* **THE PROBLEM**
Working line by line, output the entries below exactly as they appear.
[Start of section]
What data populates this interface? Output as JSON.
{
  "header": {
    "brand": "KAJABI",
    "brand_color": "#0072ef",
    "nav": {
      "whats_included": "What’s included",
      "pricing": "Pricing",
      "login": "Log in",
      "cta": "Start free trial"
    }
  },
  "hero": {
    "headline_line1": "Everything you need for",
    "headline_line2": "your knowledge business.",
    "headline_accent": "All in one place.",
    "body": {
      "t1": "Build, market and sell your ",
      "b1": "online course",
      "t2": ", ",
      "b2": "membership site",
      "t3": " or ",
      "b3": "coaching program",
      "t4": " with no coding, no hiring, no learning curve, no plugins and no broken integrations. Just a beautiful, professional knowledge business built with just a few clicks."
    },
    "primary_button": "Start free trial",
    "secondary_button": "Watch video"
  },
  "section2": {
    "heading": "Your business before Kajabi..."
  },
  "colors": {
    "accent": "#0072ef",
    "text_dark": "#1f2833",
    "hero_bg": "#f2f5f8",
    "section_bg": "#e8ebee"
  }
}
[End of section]
* **TASK OUTPUT**
What data populates this interface? Output as JSON.
{
  "header": {
    "brand": "KAJABI",
    "brand_color": "#0072ef",
    "nav": {
      "whats_included": "What’s included",
      "pricing": "Pricing",
      "login": "Log in",
      "cta": "Start free trial"
    }
  },
  "hero": {
    "headline_line1": "Everything you need for",
    "headline_line2": "your knowledge business.",
    "headline_accent": "All in one place.",
    "body": {
      "t1": "Build, market and sell your ",
      "b1": "online course",
      "t2": ", ",
      "b2": "membership site",
      "t3": " or ",
      "b3": "coaching program",
      "t4": " with no coding, no hiring, no learning curve, no plugins and no broken integrations. Just a beautiful, professional knowledge business built with just a few clicks."
    },
    "primary_button": "Start free trial",
    "secondary_button": "Watch video"
  },
  "section2": {
    "heading": "Your business before Kajabi..."
  },
  "colors": {
    "accent": "#0072ef",
    "text_dark": "#1f2833",
    "hero_bg": "#f2f5f8",
    "section_bg": "#e8ebee"
  }
}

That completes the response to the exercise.